Australia saw one death due to COVID-19 during November, and daily infection cases were in the single or low double digits. Victoria took its last step towards reopening from midnight on 22 November, as set out by the Premier Daniel Andrews. Travelling distance limits from home have been dropped, and all forms of sport can resume. Shops, recreational facilities, entertainment, hospitality and cultural venues have opened. South Australia saw a spike in infections, however this was on a relatively small scale compared to Australia’s previous spikes.


Foreign equity markets increased substantially throughout November. Developed markets (excluding Australia) returned 11.6% on a currency-hedged basis (and 7.4% in Australian dollar terms), outperforming emerging markets which returned 7.8% in local currency terms. The best international performer was the EURO STOXX 50 Index which returned 18.1% for the month.

The Australian stock market (ASX 200) generated a return of 10.2% during November, with 10 out of 11 sectors contributing positive returns. Energy, Financials and Real Estate were the standout performers returning 28.4%, 15.2% and 13.6% respectively. Consumer Staples was the sole negatively performing sector returning -0.7%.

From a developed market sectoral perspective, all 11 sectors produced positive returns. Energy was the top performing sector returning 27.1%, followed by Financials returning 17.9% and then Industrials returning 14.7%. The sector that performed the worst was Utilities and still managed a return of 4.3%.


The Australian government bond yield curve continued to steepen throughout November with the two-year yield decreasing by 0.021% and the ten-year yield increasing by 0.068%. The cash rate set by the RBA reduced by 0.15% (from 0.25% to 0.1%) on 3 November.

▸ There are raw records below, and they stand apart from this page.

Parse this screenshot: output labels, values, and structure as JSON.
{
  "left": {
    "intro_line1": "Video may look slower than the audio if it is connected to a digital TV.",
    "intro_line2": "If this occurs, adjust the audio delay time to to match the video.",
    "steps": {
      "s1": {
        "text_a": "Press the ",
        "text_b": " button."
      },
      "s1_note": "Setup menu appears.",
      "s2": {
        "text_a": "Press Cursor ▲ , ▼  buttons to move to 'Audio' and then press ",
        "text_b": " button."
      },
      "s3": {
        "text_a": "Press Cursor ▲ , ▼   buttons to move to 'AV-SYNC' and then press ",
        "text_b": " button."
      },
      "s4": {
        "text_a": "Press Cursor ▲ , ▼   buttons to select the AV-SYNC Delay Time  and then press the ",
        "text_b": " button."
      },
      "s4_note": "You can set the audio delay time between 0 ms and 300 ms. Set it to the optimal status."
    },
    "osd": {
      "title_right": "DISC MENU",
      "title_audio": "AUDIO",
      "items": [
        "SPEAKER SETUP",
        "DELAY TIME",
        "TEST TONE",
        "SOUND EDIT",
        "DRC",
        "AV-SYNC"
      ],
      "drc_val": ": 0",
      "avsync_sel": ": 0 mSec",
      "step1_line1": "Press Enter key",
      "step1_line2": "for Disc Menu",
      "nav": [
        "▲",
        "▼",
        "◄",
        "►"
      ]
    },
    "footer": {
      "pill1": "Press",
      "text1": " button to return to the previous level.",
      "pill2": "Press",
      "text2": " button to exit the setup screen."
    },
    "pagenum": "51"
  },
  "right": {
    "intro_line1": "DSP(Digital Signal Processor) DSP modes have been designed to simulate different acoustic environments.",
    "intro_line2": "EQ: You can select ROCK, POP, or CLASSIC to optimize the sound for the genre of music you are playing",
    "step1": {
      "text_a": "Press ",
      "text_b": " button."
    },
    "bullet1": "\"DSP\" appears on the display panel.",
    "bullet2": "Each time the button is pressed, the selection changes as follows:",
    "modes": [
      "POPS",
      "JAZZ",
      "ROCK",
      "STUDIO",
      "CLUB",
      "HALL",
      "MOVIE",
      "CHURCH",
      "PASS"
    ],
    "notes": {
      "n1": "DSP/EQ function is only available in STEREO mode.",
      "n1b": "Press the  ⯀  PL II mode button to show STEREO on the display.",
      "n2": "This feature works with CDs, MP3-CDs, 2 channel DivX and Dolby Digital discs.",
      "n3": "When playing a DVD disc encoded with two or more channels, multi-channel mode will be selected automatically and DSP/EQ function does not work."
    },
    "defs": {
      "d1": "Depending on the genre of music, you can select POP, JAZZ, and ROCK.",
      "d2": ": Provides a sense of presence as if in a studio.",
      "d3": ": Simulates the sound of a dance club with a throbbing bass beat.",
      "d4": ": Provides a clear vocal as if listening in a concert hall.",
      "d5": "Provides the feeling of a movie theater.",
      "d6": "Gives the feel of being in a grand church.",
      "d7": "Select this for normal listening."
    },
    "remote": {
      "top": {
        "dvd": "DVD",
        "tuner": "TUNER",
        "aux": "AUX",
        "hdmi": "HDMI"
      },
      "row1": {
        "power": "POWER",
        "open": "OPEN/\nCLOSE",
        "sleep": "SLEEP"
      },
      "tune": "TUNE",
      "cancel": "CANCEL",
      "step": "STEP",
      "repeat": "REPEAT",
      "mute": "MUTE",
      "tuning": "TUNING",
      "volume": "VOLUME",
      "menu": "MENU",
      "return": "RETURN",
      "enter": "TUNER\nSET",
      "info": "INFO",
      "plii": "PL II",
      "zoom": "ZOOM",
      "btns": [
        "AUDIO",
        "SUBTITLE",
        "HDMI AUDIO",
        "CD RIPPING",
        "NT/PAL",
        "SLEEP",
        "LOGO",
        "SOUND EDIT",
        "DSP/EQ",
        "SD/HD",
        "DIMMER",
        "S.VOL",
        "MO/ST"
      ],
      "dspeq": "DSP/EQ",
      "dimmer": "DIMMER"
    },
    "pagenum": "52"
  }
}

Major developed global government bond yields produced mixed results over two-year and ten-year terms. Over ten-year terms the United States government bond yield decreased the most by 0.035%. When considering two-year terms, the European government bond increased the most by 0.051%.


The Australian dollar strengthened against all major currencies due to a higher appetite for risk (risk-on sentiment). The AUD increased by 4.5%, 4.1% and 3.6% against the United States Dollar, Japanese Yen, and Swiss Franc respectively.

The Australian Dollar finished the month at 0.7344 US Dollars, up 3.2 US cents over the month.


WTI oil rose 26.7% and the price of Brent crude oil increased 27.0% over the month due to increased global demand forecasts. The S&P GSCI Industrial Metals index increased 13.2% on average, with copper being a strong performer which rose 12.2%. Regarding precious metals, the price of gold decreased 5.4% and the price of silver decreased by 4.3% for the month of November.

Performance of key markets to 30 November 2020

Asset class Index Month* (% change) FYTD* (% change) 1 year* (% change)
Australian Shares S&P/ASX 200 Acc. Index 10.2% 11.8% -2.0%
International Shares MSCI World Ex Aust Unhedged A$ 7.4% 10.2% 5.3%
International Shares MSCI World Ex Aust Hedged A$ 11.6% 14.9% 9.3%
US Shares S&P 500 Index 10.9% 17.6% 17.5%
UK Shares FTSE 100 Index 12.7% 3.0% -12.0%
Japanese Shares Nikkei 225 Index 15.1% 19.4% 15.7%
Australian Listed Property S&P/ASX 200 A-REIT Index 13.2% 20.7% -9.2%
Australian Fixed Interest Bloomberg AusBond Composite Index -0.1% 1.2% 3.0%
Australian Cash Bloomberg AusBond Bank Bill Index 0.0% 0.0% 0.4%
Currency AUD/USD 4.5% 6.4% 8.6%

*Percentage change in returns are for periods over the month of November (Month) or for the financial year I July to 30 November 2020 (FYTD) or for the year 29 November 2019 to 30 November 2020 (1 year). Past performance is not an indication of future performance.